Top of Provided data
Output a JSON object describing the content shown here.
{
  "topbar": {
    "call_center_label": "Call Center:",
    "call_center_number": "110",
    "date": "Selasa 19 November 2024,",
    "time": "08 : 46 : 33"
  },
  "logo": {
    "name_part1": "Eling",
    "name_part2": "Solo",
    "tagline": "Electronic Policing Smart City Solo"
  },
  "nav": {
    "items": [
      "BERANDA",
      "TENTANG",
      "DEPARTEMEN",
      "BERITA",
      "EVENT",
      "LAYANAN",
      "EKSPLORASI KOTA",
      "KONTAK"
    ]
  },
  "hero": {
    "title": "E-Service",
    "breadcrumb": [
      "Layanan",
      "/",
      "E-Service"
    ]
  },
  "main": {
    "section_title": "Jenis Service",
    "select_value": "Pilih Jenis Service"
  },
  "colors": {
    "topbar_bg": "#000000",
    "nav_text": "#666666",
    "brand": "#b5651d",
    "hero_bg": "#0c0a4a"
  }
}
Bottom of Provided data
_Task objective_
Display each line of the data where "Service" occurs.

_Written solution_
    "title": "E-Service",
      "E-Service"
    "section_title": "Jenis Service",
    "select_value": "Pilih Jenis Service"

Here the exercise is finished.